– Congressional testimony of Per-Olof Loof, CEO of KEMET
What can be done in the United States?
Government – The U.S. government, in particular U.S. Special Envoy to the Great Lakes Region Tom Perriello, can do its part by:
- Combatting smuggling by supporting the International Conference on the Great Lakes Region’s Independent Mineral Chain Auditor and pressuring regional governments – including Rwanda and Uganda – to improve law enforcement related to trafficking and smuggling.
- Improving security for Congolese miners through anti-corruption trainings for mining police, and improve protection for activists
- Helping increase transparency throughout global minerals supply chains through enforcement of Dodd-Frank 1502; urging the Congolese government to increase the number of artisanal mining zones; and facilitating protection for civil society, activists, and corruption whistleblowers
- Supporting comprehensive alternative livelihoods programs
Companies – Corporate entities can contribute to solutions by:
- Increasing in-region sourcing
- Supporting the formalization of artisanal mining and development of more alternative livelihoods projects in eastern Congo
Activists – Anyone can play a positive role by:
- Calling on the U.S. government and especially Representatives in Congress to ensure the successful implementation of Dodd-Frank 1502 and prevent attempts to weaken the provision
- Asking jewelry, tech, and other consumer product companies about their policies on conflict minerals, and express consumer support for products made from conflict-free minerals from Congo
- Passing school, city, or state level procurement resolutions that favor companies working to source conflict-free minerals from Congo for their products.

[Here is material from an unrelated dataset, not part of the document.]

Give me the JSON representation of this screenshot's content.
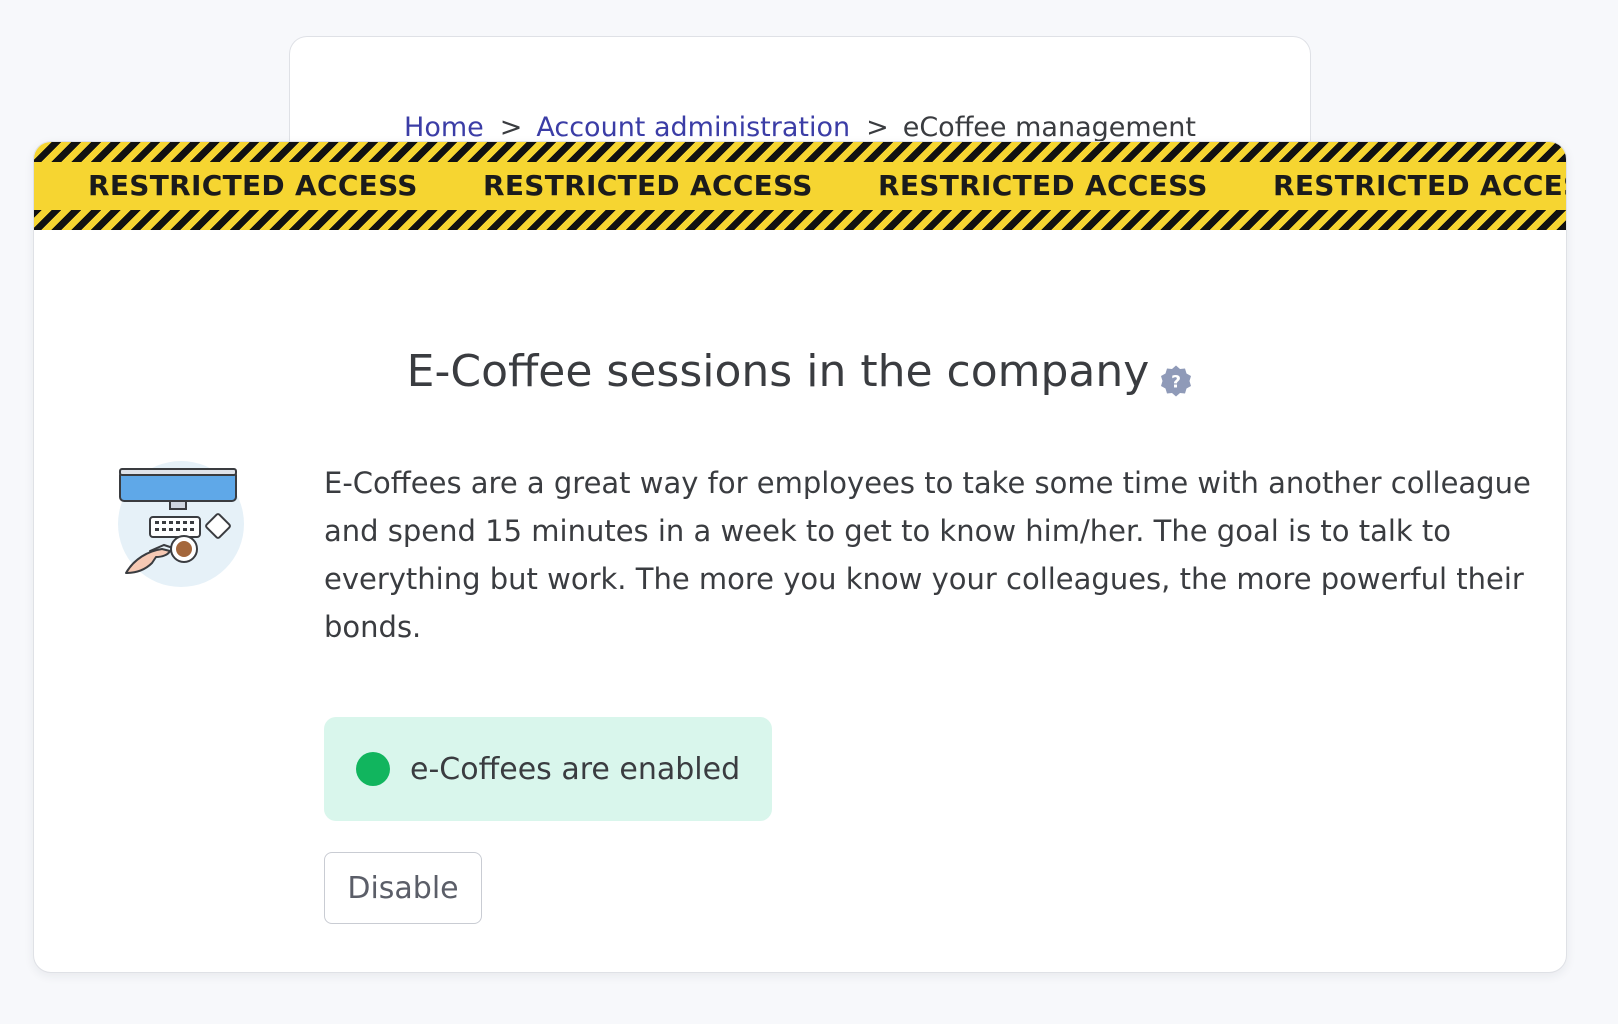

Find out more at www.conflictfreecampus.org
*More details and sources can be found in Enough’s latest Dodd-Frank 1502 report, “Point of Origin: Status Report on the Impact of Dodd-Frank 1502 in Congo,” and in the report’s companion piece published on Medium, Boom Town: What Happened When Wall Street Reform Came to Congo’s Frontier Mining Towns.
Photo credit: Rubaya Town, Holly Dranginis / Enough Project